Furthermore, there are several studies about the role of magnesium. Especially, in keeping your metabolism to run efficiently, especially when it comes to protection from developing type 2 diabetes, insulin sensitivity, and regulation of glucose.

The higher intake of magnesium can help reduce the risk of insulin metabolism and impaired glucose.

At the same time, higher intake can slow the progression from pre-diabetes to diabetes with Americans that are in their middle ages.

According to researchers if you are at high risk of diabetes, magnesium intake can offset the risk.

Also according to other studies, there is greater mineral density in the bones of both women in men when they have a higher intake of magnesium.

One research from Norway reports that there is a link between reduction of the risk of hip fractures and magnesium in the drinking water. It is believed that magnesium can help reduce the possibility of cancer.

Also the American Journal of Clinical Nutrition published a study that came to the discovery of a link between high intake of dietary magnesium with reduced risk of colorectal tumors.

According to the results from the meta-analysis, for each increased intake of magnesium for 100 mg, the risk of colorectal cancer reduced by 12 %, and the risk of colorectal tumor reduced by 13 %.

The researchers state that the anti-effects that magnesium has on cancer might be connected to the ability of magnesium to lower the insulin resistance.

And that might have a positive effect on the tumor development.

Factors That Influence the Magnesium Levels

Foods that are great sources of magnesium are sesame seeds, green leafy vegetables and seaweed like Swiss chard and spinach, sunflower, beans, pumpkin, seeds, nuts, and avocados.

You can juice the vegetables, and that is how you will be sure that you have enough magnesium in your diet.

However, foods that are grown today do not contain as much magnesium as before. The magnesium is actually farmed out of the soil.

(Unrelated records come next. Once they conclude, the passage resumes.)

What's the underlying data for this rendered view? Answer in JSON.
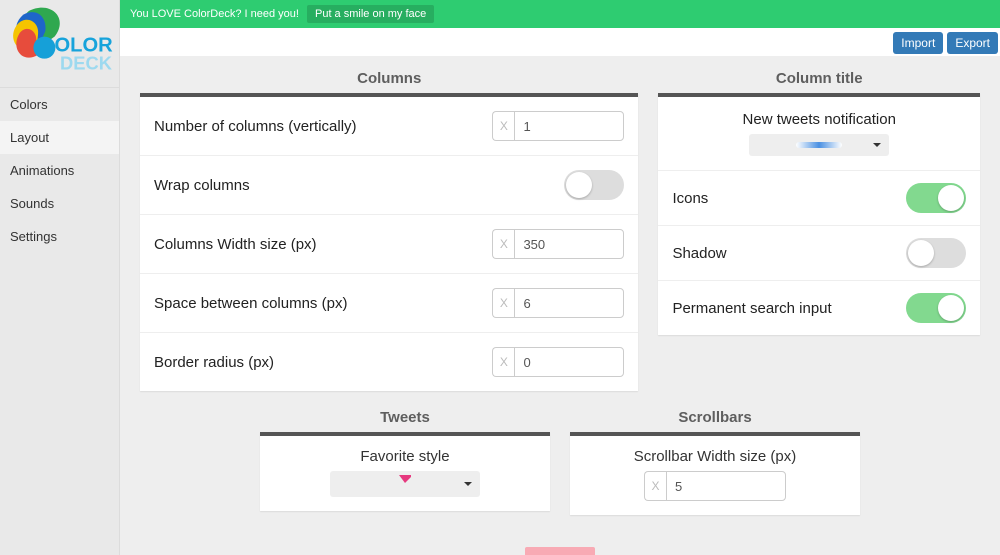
{
  "banner": {
    "msg": "You LOVE ColorDeck? I need you!",
    "cta": "Put a smile on my face"
  },
  "topbar": {
    "import": "Import",
    "export": "Export"
  },
  "logo": {
    "word1": "OLOR",
    "word2": "DECK"
  },
  "nav": {
    "items": [
      {
        "label": "Colors",
        "active": false
      },
      {
        "label": "Layout",
        "active": true
      },
      {
        "label": "Animations",
        "active": false
      },
      {
        "label": "Sounds",
        "active": false
      },
      {
        "label": "Settings",
        "active": false
      }
    ]
  },
  "columns": {
    "title": "Columns",
    "reset_glyph": "X",
    "number": {
      "label": "Number of columns (vertically)",
      "value": "1"
    },
    "wrap": {
      "label": "Wrap columns",
      "value": false
    },
    "width": {
      "label": "Columns Width size (px)",
      "value": "350"
    },
    "space": {
      "label": "Space between columns (px)",
      "value": "6"
    },
    "radius": {
      "label": "Border radius (px)",
      "value": "0"
    }
  },
  "column_title": {
    "title": "Column title",
    "notif_label": "New tweets notification",
    "icons": {
      "label": "Icons",
      "value": true
    },
    "shadow": {
      "label": "Shadow",
      "value": false
    },
    "search": {
      "label": "Permanent search input",
      "value": true
    }
  },
  "tweets": {
    "title": "Tweets",
    "fav_label": "Favorite style"
  },
  "scrollbars": {
    "title": "Scrollbars",
    "width": {
      "label": "Scrollbar Width size (px)",
      "value": "5"
    }
  }
}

The glyphosate i.e. herbicide acts as chelators, blocks the utilization and uptake of minerals. Processing and cooking also deplete magnesium.

Particular foods influence the absorption of magnesium. Furthermore, consuming alcohol can interfere with the way your body absorbs vitamin D, which is useful for the absorption of magnesium.

Dr.Danine Fruge from Florida, associate medical director at the Longevity Center Pritikin, says that excessive sugar may cause the body to excrete magnesium with the use of the kidneys.